CfR’s retreats are open to breast cancer survivors of all ages, in all stages of treatment and recovery, and are entirely free to participants. To make them free, CfR counts on the financial support of donors. The retreat in West Glacier was sponsored by Cabela’s Outdoor Fund, Lakestream Fly Shop, Whitefish Community Foundation, Ila B. Dousman Fund, Inc., Flathead Valley Trout Unlimited, and the Dolan Family. Fourteen Montana residents were selected by lottery to gather here for a three-day event.
CfR opened a Montana chapter in 2010, at which time Whitney volunteered at the first retreat. The West Glacier event marked the fifth that the sisters have worked on together.
“I was a guide through college and most of my twenties. I got a degree in sociology and started working with nonprofits that used outdoor experiences to promote wellness,” explained Whitney. After working as program director for First Descents, an outdoor adventure program for young adults with cancer, Whitney became executive director of CfR in 2013.

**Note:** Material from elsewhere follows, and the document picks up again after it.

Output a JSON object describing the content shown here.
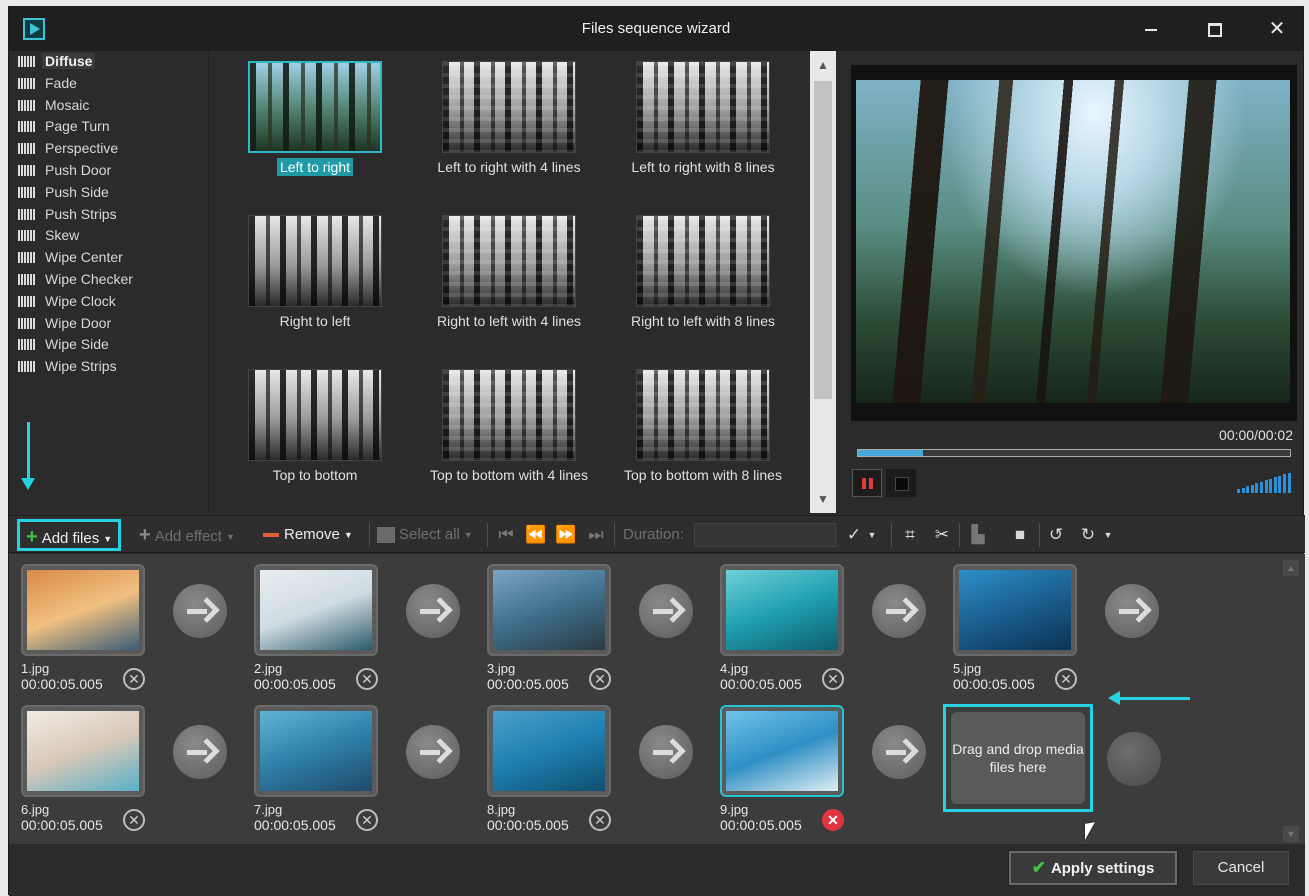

In a past life, Hilary was a news anchor in Missoula, Montana, and then Portland, Oregon. She returned to her home territory of Glacier with her young family, started an outdoor PR firm, a television show (Trout TV), and began guiding again. She also opened a fly shop. Hilary continued, “Whit always says, ‘All roads lead back to Glacier.’ We’ve been a lot of different places and done different things, but have always felt rooted here.”
Now, the sisters continually find ways to join forces. With Whitney’s work in the nonprofit world and Hilary’s role as a media producer and marketer, it’s a natural fit.
“We work more together now, more than ever before,” explained Whitney. “So many brands are interested in female anglers and trying to encourage, support, and engage them. There’s been a lot of opportunity for us to collaborate.”
In addition to being full-time working professionals, the two are mothers, with children ranging from toddlers to teenagers.
“Being moms makes us better, more efficient in our professional lives. Once you’re a mom, you only have so much time and energy. I have a thicker skin with tough organizational decisions,” said Whitney. “Our kids see us stand behind projects and causes that matter to us. That’s important and it’s a luxury in our line of work. We are total train wrecks most of the time. But we’re doing good work, pursuing passions, and applying energy and talents in things that matter.”
“We consider ourselves moms first,” Hilary added. That’s the most important thing—these humans that we’re responsible for. And then, you do your very best. Once you feel you’re doing your best, then shoot, anything you can do in work and play is gravy. We also have incredible support from our husbands, friends, and family. And we have great support staff.”
Another thing that’s saved them is their approach to parenting. “We’ve never been the moms who say, ‘We can’t fish because the kids take a nap at 10:15 a.m….